The class action lawsuit accused Merrill of misleading investors about $16.5 billion of MBS in 18 offerings that were made between 2006 and 2007. They are claiming possible losses in the billions of dollars. (The offerings occurred before Bank of America bought Merrill.)
The plaintiffs contend that Merrill’s offering documents were misleading. They also believe that the original investment-grade ratings for the securities, which had been backed by loans from Countrywide, IndyMac Bancorp Inc., First Franklin Financial unit, and New Century Financial Corp. were unmerited. Most of these investments were later downgraded to “junk” status.
By agreeing to settle, Bank of America is not admitting to or denying wrongdoing.
This settlement must be approved by US District Judge Jed Rakoff, who just last week rejected the proposed $285M securities settlement between Citigroup Global Markets Inc. and the Securities and Exchange Commission. He ordered that the case be resolved through trial. Rakoff was also the one who refused to approve another proposed Bank of America securities settlement—the one in 2009 with the SEC—for $33 million over misstatements that were allegedly made regarding the purchase of Merrill. Rakoff would later go on to approve the revised settlement of $150 million.
Rakoff has criticized a system that allows financial firms to settle securities fraud allegations against them without having to admit or deny wrongdoing. He also has expressed frustration at the “low” settlements some investment banks have been ordered to pay considering the amount of financial losses suffered by investors.
Our securities fraud lawyers represent individual and institutional clients that sustained losses related to non-traded REITs, private placements, principal protected notes, auction-rate securities, collateralized debt obligations, mortgage-backed securities, reverse convertible bonds, high yield-notes and other financial instruments that were mishandled by broker-dealers, investment advisers, or their representatives. We also work with victims of Ponzi scams, affinity scams, elder financial fraud and other financial schemes.
BofA Merrill unit in $315 mln mortgage settlement, Reuters, December 6, 2011
More Blog Posts:
Citigroup’s $285M Settlement With the SEC Is Turned Down by Judge Rakoff, Stockbroker Fraud Blog, November 28, 2011
Citigroup’s $285M Mortgage-Related CDO Settlement with Raises Concerns About SEC’s Enforcement Practices for Judge Rakoff, Institutional Investor Securities Blog, November 9, 2011

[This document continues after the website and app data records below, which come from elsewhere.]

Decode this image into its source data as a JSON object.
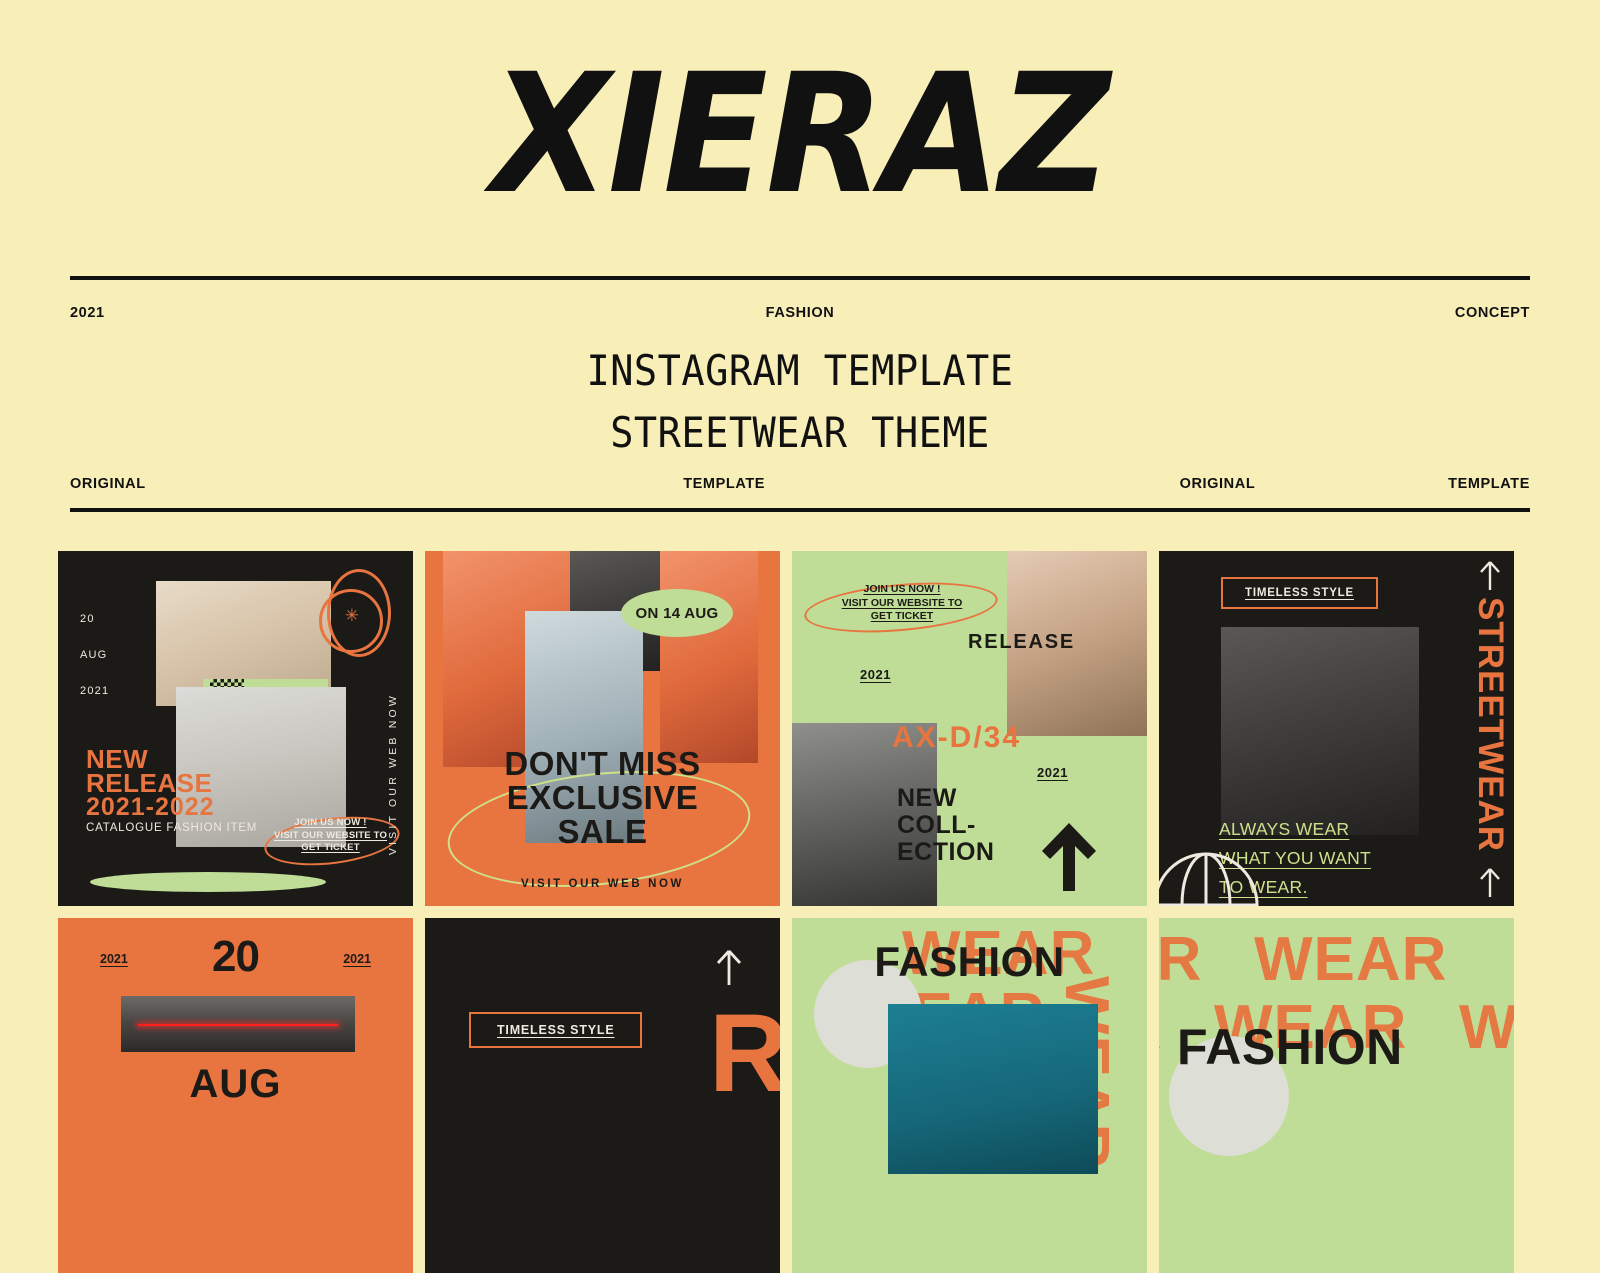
{
  "colors": {
    "background": "#f8eeb8",
    "dark": "#1b1a17",
    "orange": "#e8743f",
    "green": "#bfdd96",
    "cream_text": "#efe9df",
    "lime_text": "#cfe08b"
  },
  "header": {
    "brand": "XIERAZ",
    "meta_top": {
      "left": "2021",
      "middle": "FASHION",
      "right": "CONCEPT"
    },
    "subtitle_line1": "INSTAGRAM TEMPLATE",
    "subtitle_line2": "STREETWEAR THEME",
    "meta_bottom": [
      "ORIGINAL",
      "TEMPLATE",
      "ORIGINAL",
      "TEMPLATE"
    ]
  },
  "cards": [
    {
      "id": "card-new-release",
      "theme": "dark",
      "date": {
        "day": "20",
        "month": "AUG",
        "year": "2021"
      },
      "headline_line1": "NEW",
      "headline_line2": "RELEASE",
      "headline_line3": "2021-2022",
      "caption": "CATALOGUE FASHION ITEM",
      "cta_line1": "JOIN US NOW !",
      "cta_line2": "VISIT OUR WEBSITE TO",
      "cta_line3": "GET TICKET",
      "vertical_text": "VISIT OUR WEB NOW",
      "star_glyph": "✳"
    },
    {
      "id": "card-exclusive-sale",
      "theme": "orange",
      "badge": "ON 14 AUG",
      "headline_line1": "DON'T MISS",
      "headline_line2": "EXCLUSIVE",
      "headline_line3": "SALE",
      "footer": "VISIT OUR WEB NOW"
    },
    {
      "id": "card-new-collection",
      "theme": "green",
      "cta_line1": "JOIN US NOW !",
      "cta_line2": "VISIT OUR WEBSITE TO",
      "cta_line3": "GET TICKET",
      "release_label": "RELEASE",
      "year_top": "2021",
      "code": "AX-D/34",
      "year_bottom": "2021",
      "headline_line1": "NEW",
      "headline_line2": "COLL-",
      "headline_line3": "ECTION",
      "arrow_glyph": "arrow-up"
    },
    {
      "id": "card-timeless-style",
      "theme": "dark",
      "tag": "TIMELESS STYLE",
      "quote_line1": "ALWAYS WEAR",
      "quote_line2": "WHAT YOU WANT",
      "quote_line3": "TO WEAR.",
      "vertical_text": "STREETWEAR",
      "arrow_top": "↑",
      "arrow_bottom": "↑"
    },
    {
      "id": "card-20-aug",
      "theme": "orange",
      "year_left": "2021",
      "year_right": "2021",
      "day": "20",
      "month": "AUG"
    },
    {
      "id": "card-timeless-style-2",
      "theme": "dark",
      "tag": "TIMELESS STYLE",
      "big_letter": "R",
      "arrow": "↑"
    },
    {
      "id": "card-fashion-wear",
      "theme": "green",
      "title": "FASHION",
      "pattern_word": "WEAR"
    },
    {
      "id": "card-fashion-wear-2",
      "theme": "green",
      "title": "FASHION",
      "pattern_word": "WEAR"
    }
  ]
}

Ex-Lehman Brothers Holdings Chief Executive Defends Request that Insurance Fund Pay Legal Bills, Stockbroker Fraud Blog, October 19, 2011
Unfortunately, there are many investors that have lost money because they invested in MBS on the advice of financial representatives who did not properly explain the degree of risk involved. While joining a class action case can allow you to recover some losses, you stand a better chance of recouping more by filing your own securities claim and working with an experienced stockbroker fraud law firm.